It's been less than a decade since the Fox network owned Saturday morning thanks to the Power Rangers.  Back in the glory days of the 90s Fox Kids ruled on Saturdays and expanded its reach into weekday programming as moguls Rupert Murdoch and Ronald Perelman danced around each other waving visions of a combined youth entertainment empire. But thanks to competition from the Kids WB, the Cartoon Network, and Nickelodeon, Fox has seen its Saturday morning ratings decline.  Now that Murdoch has sold the Fox Family network to Disney and retired the weekday Fox Kids block (see 'Fox Axes Daily Toons'), all that remained was to sublet Saturday morning to one of the several interested kids programming companies.  4Kids Entertainment, the company that packages Pokemon, Yu-Gi-Oh, and Cubix, outbid both DIC Entertainment (Sailor Moon) and Nickelodeon for the four-hour Saturday morning block.  According to Variety, 4Kids will pay Fox some $25.3 million per year to gain control of the time period.
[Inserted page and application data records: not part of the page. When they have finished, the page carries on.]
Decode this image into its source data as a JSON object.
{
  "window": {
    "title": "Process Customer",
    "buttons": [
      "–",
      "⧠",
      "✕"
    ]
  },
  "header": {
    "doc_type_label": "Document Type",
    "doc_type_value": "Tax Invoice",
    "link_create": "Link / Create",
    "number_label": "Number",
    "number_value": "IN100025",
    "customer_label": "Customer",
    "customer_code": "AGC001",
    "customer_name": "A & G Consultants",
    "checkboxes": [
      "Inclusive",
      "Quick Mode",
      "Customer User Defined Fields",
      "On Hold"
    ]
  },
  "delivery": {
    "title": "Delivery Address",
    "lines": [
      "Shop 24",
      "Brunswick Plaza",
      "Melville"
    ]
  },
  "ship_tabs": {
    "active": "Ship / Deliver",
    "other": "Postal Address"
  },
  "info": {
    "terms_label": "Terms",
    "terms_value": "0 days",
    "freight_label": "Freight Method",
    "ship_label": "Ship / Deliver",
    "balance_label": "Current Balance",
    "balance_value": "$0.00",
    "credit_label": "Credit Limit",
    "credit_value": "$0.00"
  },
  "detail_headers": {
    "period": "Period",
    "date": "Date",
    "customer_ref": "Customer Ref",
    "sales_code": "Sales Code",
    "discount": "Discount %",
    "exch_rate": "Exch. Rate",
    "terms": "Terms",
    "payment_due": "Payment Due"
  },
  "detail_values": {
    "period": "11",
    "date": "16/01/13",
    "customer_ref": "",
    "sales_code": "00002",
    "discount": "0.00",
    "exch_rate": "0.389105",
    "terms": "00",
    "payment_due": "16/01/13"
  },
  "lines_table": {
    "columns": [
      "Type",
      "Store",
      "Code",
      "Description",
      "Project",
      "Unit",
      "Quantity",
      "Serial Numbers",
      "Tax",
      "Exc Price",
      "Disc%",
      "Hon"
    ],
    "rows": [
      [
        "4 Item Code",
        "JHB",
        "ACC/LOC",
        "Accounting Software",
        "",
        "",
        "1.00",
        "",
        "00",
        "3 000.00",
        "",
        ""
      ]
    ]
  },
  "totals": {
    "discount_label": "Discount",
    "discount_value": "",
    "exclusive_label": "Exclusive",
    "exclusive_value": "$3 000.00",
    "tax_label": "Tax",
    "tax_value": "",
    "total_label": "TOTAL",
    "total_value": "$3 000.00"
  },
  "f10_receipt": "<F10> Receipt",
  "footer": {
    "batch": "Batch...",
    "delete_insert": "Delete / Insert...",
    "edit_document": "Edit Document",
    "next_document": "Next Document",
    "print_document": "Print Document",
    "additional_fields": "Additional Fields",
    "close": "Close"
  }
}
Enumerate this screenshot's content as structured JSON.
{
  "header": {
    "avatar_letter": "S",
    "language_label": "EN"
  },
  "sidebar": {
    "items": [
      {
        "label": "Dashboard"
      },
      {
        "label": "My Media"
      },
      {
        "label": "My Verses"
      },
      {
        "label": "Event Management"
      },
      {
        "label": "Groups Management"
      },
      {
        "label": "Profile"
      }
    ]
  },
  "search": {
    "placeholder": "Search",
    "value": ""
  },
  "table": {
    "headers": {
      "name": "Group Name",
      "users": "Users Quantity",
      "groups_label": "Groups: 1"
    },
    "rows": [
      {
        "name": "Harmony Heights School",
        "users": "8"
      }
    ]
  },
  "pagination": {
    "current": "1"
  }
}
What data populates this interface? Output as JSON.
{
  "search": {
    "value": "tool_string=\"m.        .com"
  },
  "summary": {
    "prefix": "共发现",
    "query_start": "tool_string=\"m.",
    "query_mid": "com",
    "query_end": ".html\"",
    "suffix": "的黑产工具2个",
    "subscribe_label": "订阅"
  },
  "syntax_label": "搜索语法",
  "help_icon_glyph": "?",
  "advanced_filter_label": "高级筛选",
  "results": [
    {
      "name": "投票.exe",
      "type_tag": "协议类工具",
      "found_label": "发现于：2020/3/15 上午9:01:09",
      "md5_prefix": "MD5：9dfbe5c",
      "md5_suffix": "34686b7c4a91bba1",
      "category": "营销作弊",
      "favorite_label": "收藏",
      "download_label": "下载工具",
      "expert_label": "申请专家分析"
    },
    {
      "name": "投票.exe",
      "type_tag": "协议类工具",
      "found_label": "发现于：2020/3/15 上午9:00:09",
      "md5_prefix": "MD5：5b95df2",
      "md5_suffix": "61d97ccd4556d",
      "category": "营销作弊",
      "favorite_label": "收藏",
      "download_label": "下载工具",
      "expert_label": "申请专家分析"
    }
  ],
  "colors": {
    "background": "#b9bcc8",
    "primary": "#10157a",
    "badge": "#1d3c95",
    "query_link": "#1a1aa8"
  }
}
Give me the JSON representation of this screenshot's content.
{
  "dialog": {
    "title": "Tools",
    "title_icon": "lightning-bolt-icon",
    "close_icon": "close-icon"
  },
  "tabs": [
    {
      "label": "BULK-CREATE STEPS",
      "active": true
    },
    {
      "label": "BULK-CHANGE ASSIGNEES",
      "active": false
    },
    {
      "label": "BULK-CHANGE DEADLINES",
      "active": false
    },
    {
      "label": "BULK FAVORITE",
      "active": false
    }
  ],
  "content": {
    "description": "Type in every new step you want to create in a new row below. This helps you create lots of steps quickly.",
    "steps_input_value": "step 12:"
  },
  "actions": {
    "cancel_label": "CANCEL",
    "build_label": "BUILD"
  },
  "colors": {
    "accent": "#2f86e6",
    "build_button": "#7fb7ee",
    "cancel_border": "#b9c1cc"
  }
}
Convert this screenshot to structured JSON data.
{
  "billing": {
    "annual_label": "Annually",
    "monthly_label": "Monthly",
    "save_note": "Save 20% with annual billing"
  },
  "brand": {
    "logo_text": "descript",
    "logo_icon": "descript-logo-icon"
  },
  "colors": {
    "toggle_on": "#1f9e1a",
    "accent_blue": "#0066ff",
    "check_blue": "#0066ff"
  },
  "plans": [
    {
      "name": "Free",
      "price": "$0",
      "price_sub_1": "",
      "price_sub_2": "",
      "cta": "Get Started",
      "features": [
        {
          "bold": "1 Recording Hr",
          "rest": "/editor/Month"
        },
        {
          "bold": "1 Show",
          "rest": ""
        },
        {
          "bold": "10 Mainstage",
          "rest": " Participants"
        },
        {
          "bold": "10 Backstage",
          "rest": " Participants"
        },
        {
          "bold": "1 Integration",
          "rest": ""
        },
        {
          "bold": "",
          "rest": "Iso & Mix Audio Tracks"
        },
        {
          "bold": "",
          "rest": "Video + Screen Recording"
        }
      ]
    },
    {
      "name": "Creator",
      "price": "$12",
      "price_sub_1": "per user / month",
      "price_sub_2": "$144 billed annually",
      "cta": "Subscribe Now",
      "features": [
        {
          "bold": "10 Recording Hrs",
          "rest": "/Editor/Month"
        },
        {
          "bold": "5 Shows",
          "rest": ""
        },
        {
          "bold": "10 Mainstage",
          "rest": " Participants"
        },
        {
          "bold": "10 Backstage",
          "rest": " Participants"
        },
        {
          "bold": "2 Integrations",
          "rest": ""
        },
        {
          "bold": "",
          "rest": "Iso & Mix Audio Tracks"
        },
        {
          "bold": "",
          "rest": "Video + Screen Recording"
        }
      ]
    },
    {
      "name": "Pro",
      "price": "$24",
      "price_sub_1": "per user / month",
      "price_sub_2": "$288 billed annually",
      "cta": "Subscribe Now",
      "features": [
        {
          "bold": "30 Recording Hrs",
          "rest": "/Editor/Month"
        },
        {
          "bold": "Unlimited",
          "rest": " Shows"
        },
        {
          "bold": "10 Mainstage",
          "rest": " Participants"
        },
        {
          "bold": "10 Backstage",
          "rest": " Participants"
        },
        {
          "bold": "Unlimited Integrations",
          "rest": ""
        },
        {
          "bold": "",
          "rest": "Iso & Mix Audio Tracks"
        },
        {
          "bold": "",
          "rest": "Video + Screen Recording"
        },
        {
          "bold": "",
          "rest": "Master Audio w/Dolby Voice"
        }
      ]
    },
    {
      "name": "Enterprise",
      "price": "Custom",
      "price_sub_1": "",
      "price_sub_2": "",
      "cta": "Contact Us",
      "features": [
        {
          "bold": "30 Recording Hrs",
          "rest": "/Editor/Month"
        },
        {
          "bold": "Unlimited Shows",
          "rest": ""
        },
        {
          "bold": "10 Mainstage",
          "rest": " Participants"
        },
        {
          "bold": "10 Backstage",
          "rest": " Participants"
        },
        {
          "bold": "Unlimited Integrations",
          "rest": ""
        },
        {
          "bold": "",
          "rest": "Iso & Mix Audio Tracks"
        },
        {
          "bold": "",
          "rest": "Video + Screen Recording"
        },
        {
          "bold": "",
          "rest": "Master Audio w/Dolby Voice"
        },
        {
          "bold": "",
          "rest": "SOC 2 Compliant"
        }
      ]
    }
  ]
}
What 4Kids will do with the four-hour Saturday morning block is anybody's guess.  Right now 4Kids' most popular shows, Pokemon and Yu-Gi-Oh are the mainstays of the competing Kids WB Saturday morning lineup.  4Kids has excellent connections in Japan and is currently developing several anime titles including Kinnikuman, and Tama and Friends as well as Ultraman Tiga, but will the company risk its $25 million investment on unproven programs?  Since according to FCC regulations one hour of the four-hour block must be dedicated to 'educational' programming, it is possible that 4Kids will sublet one hour of their time, but the company certainly didn't pay $25 million to air other companies' series, so the fate of Medabots, Mon Colle Knights, and Digimon, the three anime series currently running on Fox's Saturday morning block, is very much up in the air.


Clearly there will be a major change in Saturday morning network programming over the next six months.  Series may well disappear from one network and then suddenly appear on another like some anime version of  'musical chairs.'  Since many of the affected series have merchandise tie-ins (see 'Viz Launches Medabot Manga'), what happens to these shows is of concern to pop culture retailers.  Stay tuned to ICv2 to keep on top of the increasingly turbulent world of anime programming.